╭─ DATASET ENTRIES
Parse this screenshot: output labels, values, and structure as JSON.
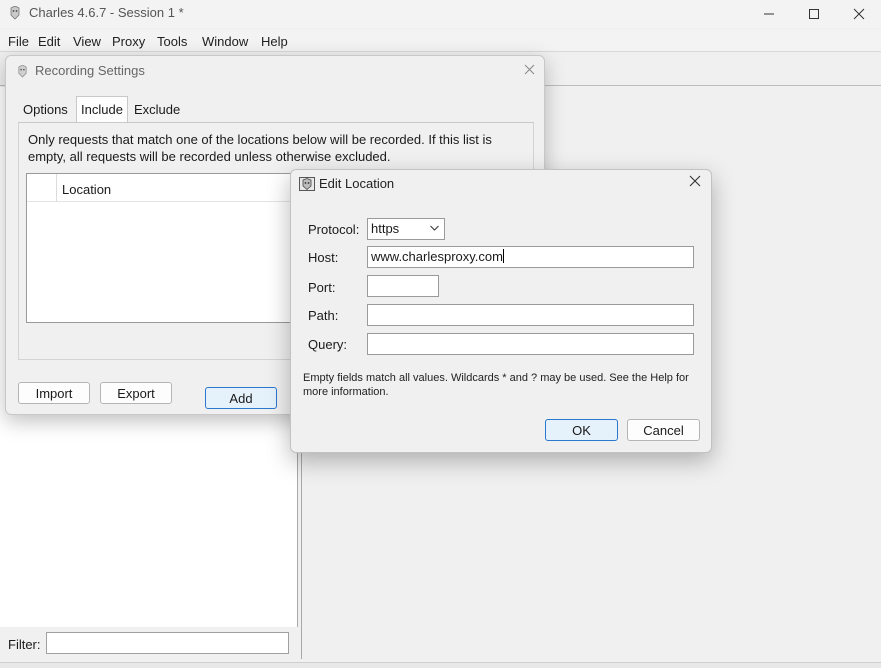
{
  "window": {
    "title": "Charles 4.6.7 - Session 1 *",
    "controls": {
      "minimize": "—",
      "maximize": "☐",
      "close": "✕"
    }
  },
  "menu": [
    "File",
    "Edit",
    "View",
    "Proxy",
    "Tools",
    "Window",
    "Help"
  ],
  "filter": {
    "label": "Filter:",
    "value": ""
  },
  "recording_settings": {
    "title": "Recording Settings",
    "tabs": [
      "Options",
      "Include",
      "Exclude"
    ],
    "active_tab": "Include",
    "description": "Only requests that match one of the locations below will be recorded. If this list is empty, all requests will be recorded unless otherwise excluded.",
    "table": {
      "column": "Location",
      "rows": []
    },
    "buttons": {
      "add": "Add",
      "import": "Import",
      "export": "Export"
    }
  },
  "edit_location": {
    "title": "Edit Location",
    "fields": {
      "protocol": {
        "label": "Protocol:",
        "value": "https"
      },
      "host": {
        "label": "Host:",
        "value": "www.charlesproxy.com"
      },
      "port": {
        "label": "Port:",
        "value": ""
      },
      "path": {
        "label": "Path:",
        "value": ""
      },
      "query": {
        "label": "Query:",
        "value": ""
      }
    },
    "hint": "Empty fields match all values. Wildcards * and ? may be used. See the Help for more information.",
    "buttons": {
      "ok": "OK",
      "cancel": "Cancel"
    }
  },
  "colors": {
    "accent": "#2b78d0",
    "button_focus_bg": "#e5f1fb"
  }
}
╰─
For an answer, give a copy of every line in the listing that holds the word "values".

Parse this screenshot: output labels, values, and structure as JSON.
    "hint": "Empty fields match all values. Wildcards * and ? may be used. See the Help for more information.",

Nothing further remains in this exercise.